## Exercise prompt
Could you report every line of the listing below that holds the word "title"?

Top of Dataset extract

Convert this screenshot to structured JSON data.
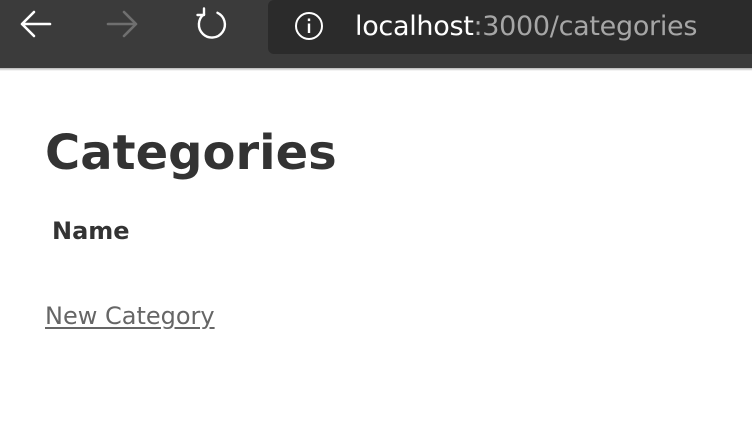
{
  "browser": {
    "url_host": "localhost",
    "url_rest": ":3000/categories",
    "toolbar_color": "#3b3b3b"
  },
  "page": {
    "title": "Categories",
    "table": {
      "columns": [
        "Name"
      ],
      "rows": []
    },
    "new_link": "New Category"
  }
}
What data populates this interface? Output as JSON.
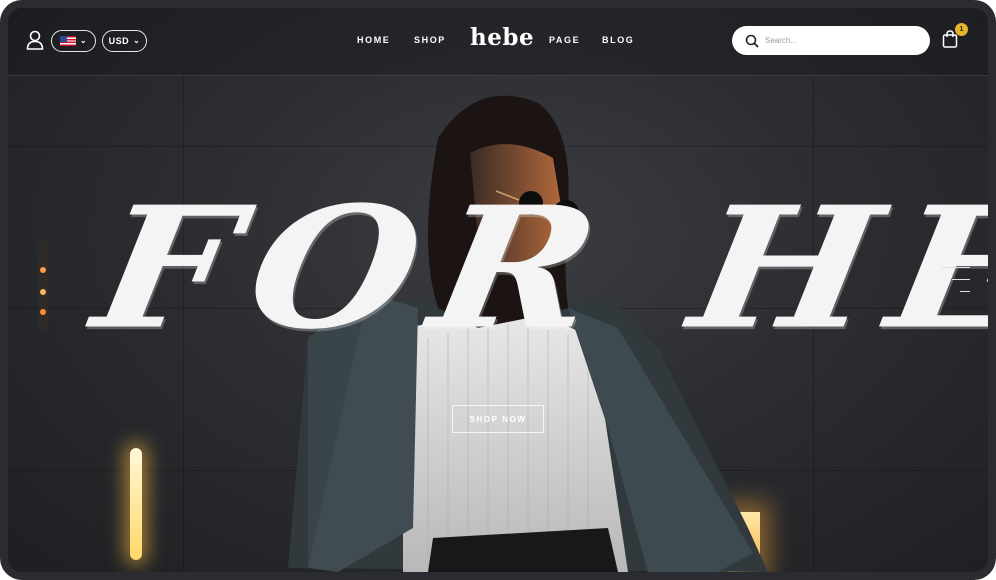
{
  "header": {
    "language": {
      "flag": "us-flag-icon"
    },
    "currency": {
      "label": "USD"
    },
    "nav_left": [
      "HOME",
      "SHOP"
    ],
    "logo": "hebe",
    "nav_right": [
      "PAGE",
      "BLOG"
    ],
    "search": {
      "placeholder": "Search..."
    },
    "cart": {
      "count": "1"
    }
  },
  "hero": {
    "title": "FOR HER",
    "button_label": "SHOP NOW"
  },
  "colors": {
    "background": "#2b2d31",
    "badge": "#e4b42a",
    "text": "#ffffff"
  }
}
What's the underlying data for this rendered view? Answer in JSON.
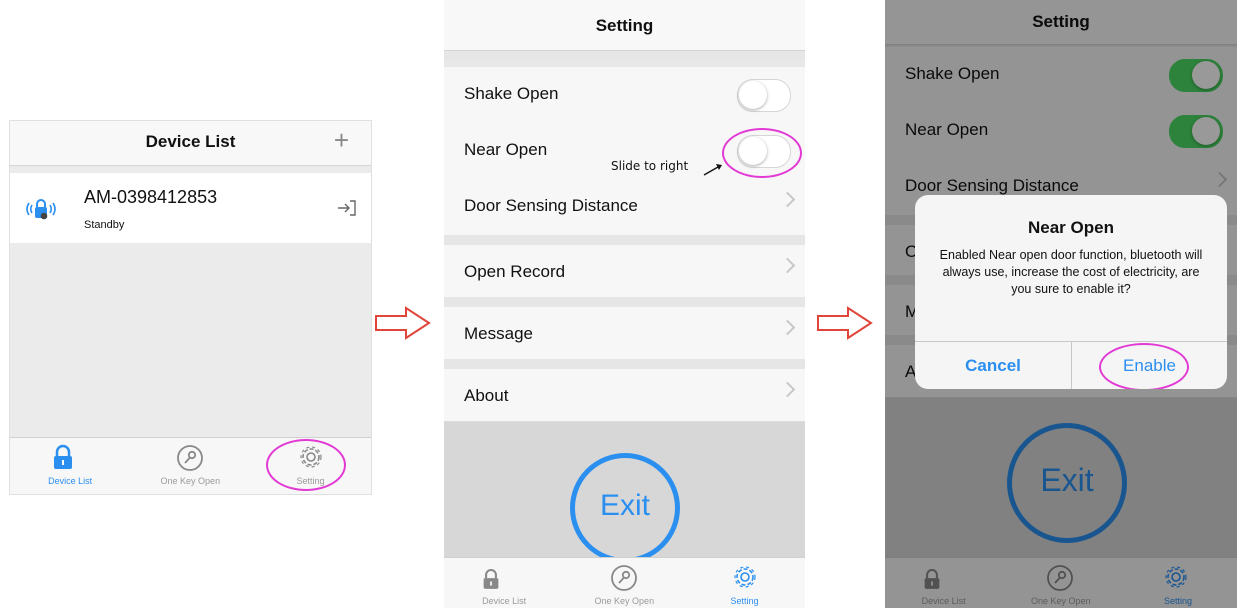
{
  "screen1": {
    "title": "Device List",
    "add_icon": "plus-icon",
    "device": {
      "name": "AM-0398412853",
      "status": "Standby",
      "icon": "lock-bluetooth-icon",
      "action_icon": "login-arrow-icon"
    },
    "tabs": [
      {
        "label": "Device List",
        "icon": "lock-icon",
        "active": true
      },
      {
        "label": "One Key Open",
        "icon": "key-icon",
        "active": false
      },
      {
        "label": "Setting",
        "icon": "gear-icon",
        "active": false
      }
    ]
  },
  "screen2": {
    "title": "Setting",
    "rows": [
      {
        "label": "Shake Open",
        "type": "toggle",
        "on": false
      },
      {
        "label": "Near Open",
        "type": "toggle",
        "on": false
      },
      {
        "label": "Door Sensing Distance",
        "type": "chevron"
      },
      {
        "label": "Open Record",
        "type": "chevron"
      },
      {
        "label": "Message",
        "type": "chevron"
      },
      {
        "label": "About",
        "type": "chevron"
      }
    ],
    "annotation": "Slide to right",
    "exit_label": "Exit",
    "tabs": [
      {
        "label": "Device List",
        "icon": "lock-icon",
        "active": false
      },
      {
        "label": "One Key Open",
        "icon": "key-icon",
        "active": false
      },
      {
        "label": "Setting",
        "icon": "gear-icon",
        "active": true
      }
    ]
  },
  "screen3": {
    "title": "Setting",
    "rows": [
      {
        "label": "Shake Open",
        "on": true
      },
      {
        "label": "Near Open",
        "on": true
      },
      {
        "label": "Door Sensing Distance"
      }
    ],
    "hidden_initials": [
      "O",
      "M",
      "A"
    ],
    "dialog": {
      "title": "Near Open",
      "message": "Enabled Near open door function, bluetooth will always use, increase the cost of electricity, are you sure to enable it?",
      "cancel": "Cancel",
      "enable": "Enable"
    },
    "exit_label": "Exit",
    "tabs": [
      {
        "label": "Device List",
        "icon": "lock-icon",
        "active": false
      },
      {
        "label": "One Key Open",
        "icon": "key-icon",
        "active": false
      },
      {
        "label": "Setting",
        "icon": "gear-icon",
        "active": true
      }
    ]
  },
  "colors": {
    "accent": "#2b8ff0",
    "toggle_on": "#4cd964",
    "highlight": "#e23bd5",
    "flow_arrow": "#e0453a"
  }
}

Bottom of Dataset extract

## Task output
    "title": "Categories",
    "title": "FOR HER",
    "title": "Device List",
    "title": "Setting",
    "title": "Setting",
      "title": "Near Open",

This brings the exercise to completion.